= THE PROBLEM =
Every line of the material is to be returned verbatim. Pictures stay out.

= RECORDS =
§ §

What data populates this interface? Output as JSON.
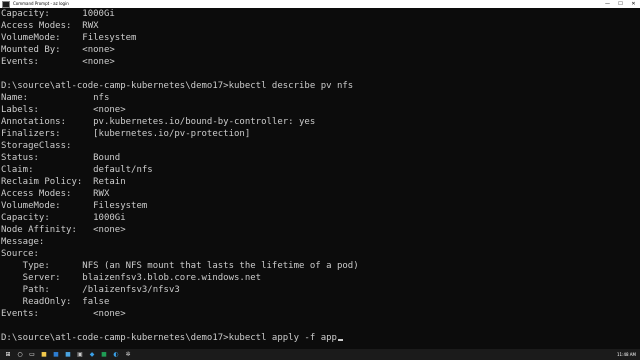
{
  "window": {
    "title": "Command Prompt - az login",
    "controls": {
      "minimize": "—",
      "maximize": "☐",
      "close": "✕"
    }
  },
  "terminal": {
    "lines": [
      "Capacity:      1000Gi",
      "Access Modes:  RWX",
      "VolumeMode:    Filesystem",
      "Mounted By:    <none>",
      "Events:        <none>",
      "",
      "D:\\source\\atl-code-camp-kubernetes\\demo17>kubectl describe pv nfs",
      "Name:            nfs",
      "Labels:          <none>",
      "Annotations:     pv.kubernetes.io/bound-by-controller: yes",
      "Finalizers:      [kubernetes.io/pv-protection]",
      "StorageClass:",
      "Status:          Bound",
      "Claim:           default/nfs",
      "Reclaim Policy:  Retain",
      "Access Modes:    RWX",
      "VolumeMode:      Filesystem",
      "Capacity:        1000Gi",
      "Node Affinity:   <none>",
      "Message:",
      "Source:",
      "    Type:      NFS (an NFS mount that lasts the lifetime of a pod)",
      "    Server:    blaizenfsv3.blob.core.windows.net",
      "    Path:      /blaizenfsv3/nfsv3",
      "    ReadOnly:  false",
      "Events:          <none>",
      ""
    ],
    "prompt": "D:\\source\\atl-code-camp-kubernetes\\demo17>",
    "command": "kubectl apply -f app"
  },
  "taskbar": {
    "icons": [
      {
        "name": "start-icon",
        "glyph": "⊞",
        "color": "#ffffff"
      },
      {
        "name": "search-icon",
        "glyph": "○",
        "color": "#ffffff"
      },
      {
        "name": "task-view-icon",
        "glyph": "▭",
        "color": "#ffffff"
      },
      {
        "name": "file-explorer-icon",
        "glyph": "■",
        "color": "#f2c94c"
      },
      {
        "name": "mail-icon",
        "glyph": "■",
        "color": "#2d7dd2"
      },
      {
        "name": "store-icon",
        "glyph": "■",
        "color": "#4aa3df"
      },
      {
        "name": "command-prompt-icon",
        "glyph": "▣",
        "color": "#cccccc"
      },
      {
        "name": "visual-studio-code-icon",
        "glyph": "◆",
        "color": "#3aa0e8"
      },
      {
        "name": "excel-icon",
        "glyph": "■",
        "color": "#1f9d55"
      },
      {
        "name": "edge-icon",
        "glyph": "◐",
        "color": "#3aa0e8"
      },
      {
        "name": "settings-icon",
        "glyph": "✲",
        "color": "#dddddd"
      }
    ],
    "clock": "11:48 AM"
  }
}
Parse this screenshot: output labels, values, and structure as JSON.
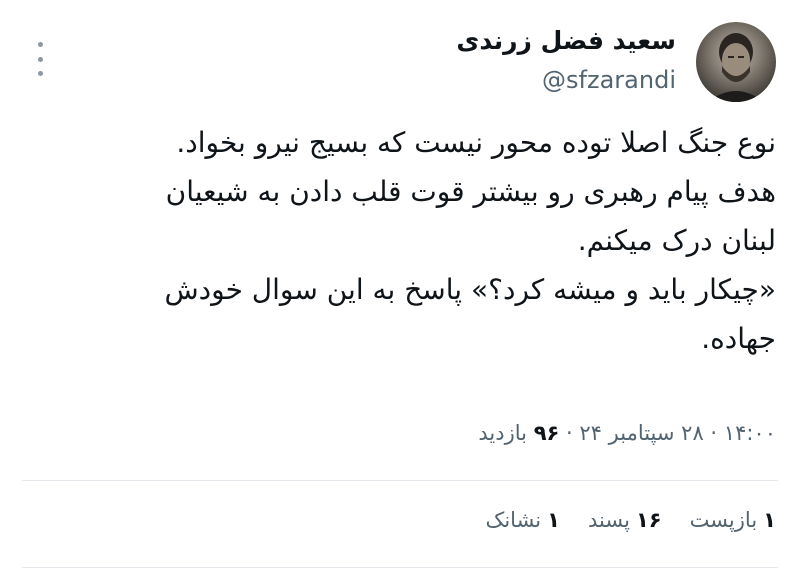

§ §

= EXERCISE RESPONSE =
What data populates this interface? Output as JSON.
{
  "window": {
    "title": "Command Prompt - az login",
    "controls": {
      "minimize": "—",
      "maximize": "☐",
      "close": "✕"
    }
  },
  "terminal": {
    "lines": [
      "Capacity:      1000Gi",
      "Access Modes:  RWX",
      "VolumeMode:    Filesystem",
      "Mounted By:    <none>",
      "Events:        <none>",
      "",
      "D:\\source\\atl-code-camp-kubernetes\\demo17>kubectl describe pv nfs",
      "Name:            nfs",
      "Labels:          <none>",
      "Annotations:     pv.kubernetes.io/bound-by-controller: yes",
      "Finalizers:      [kubernetes.io/pv-protection]",
      "StorageClass:",
      "Status:          Bound",
      "Claim:           default/nfs",
      "Reclaim Policy:  Retain",
      "Access Modes:    RWX",
      "VolumeMode:      Filesystem",
      "Capacity:        1000Gi",
      "Node Affinity:   <none>",
      "Message:",
      "Source:",
      "    Type:      NFS (an NFS mount that lasts the lifetime of a pod)",
      "    Server:    blaizenfsv3.blob.core.windows.net",
      "    Path:      /blaizenfsv3/nfsv3",
      "    ReadOnly:  false",
      "Events:          <none>",
      ""
    ],
    "prompt": "D:\\source\\atl-code-camp-kubernetes\\demo17>",
    "command": "kubectl apply -f app"
  },
  "taskbar": {
    "icons": [
      {
        "name": "start-icon",
        "glyph": "⊞",
        "color": "#ffffff"
      },
      {
        "name": "search-icon",
        "glyph": "○",
        "color": "#ffffff"
      },
      {
        "name": "task-view-icon",
        "glyph": "▭",
        "color": "#ffffff"
      },
      {
        "name": "file-explorer-icon",
        "glyph": "■",
        "color": "#f2c94c"
      },
      {
        "name": "mail-icon",
        "glyph": "■",
        "color": "#2d7dd2"
      },
      {
        "name": "store-icon",
        "glyph": "■",
        "color": "#4aa3df"
      },
      {
        "name": "command-prompt-icon",
        "glyph": "▣",
        "color": "#cccccc"
      },
      {
        "name": "visual-studio-code-icon",
        "glyph": "◆",
        "color": "#3aa0e8"
      },
      {
        "name": "excel-icon",
        "glyph": "■",
        "color": "#1f9d55"
      },
      {
        "name": "edge-icon",
        "glyph": "◐",
        "color": "#3aa0e8"
      },
      {
        "name": "settings-icon",
        "glyph": "✲",
        "color": "#dddddd"
      }
    ],
    "clock": "11:48 AM"
  }
}
Parse this screenshot: output labels, values, and structure as JSON.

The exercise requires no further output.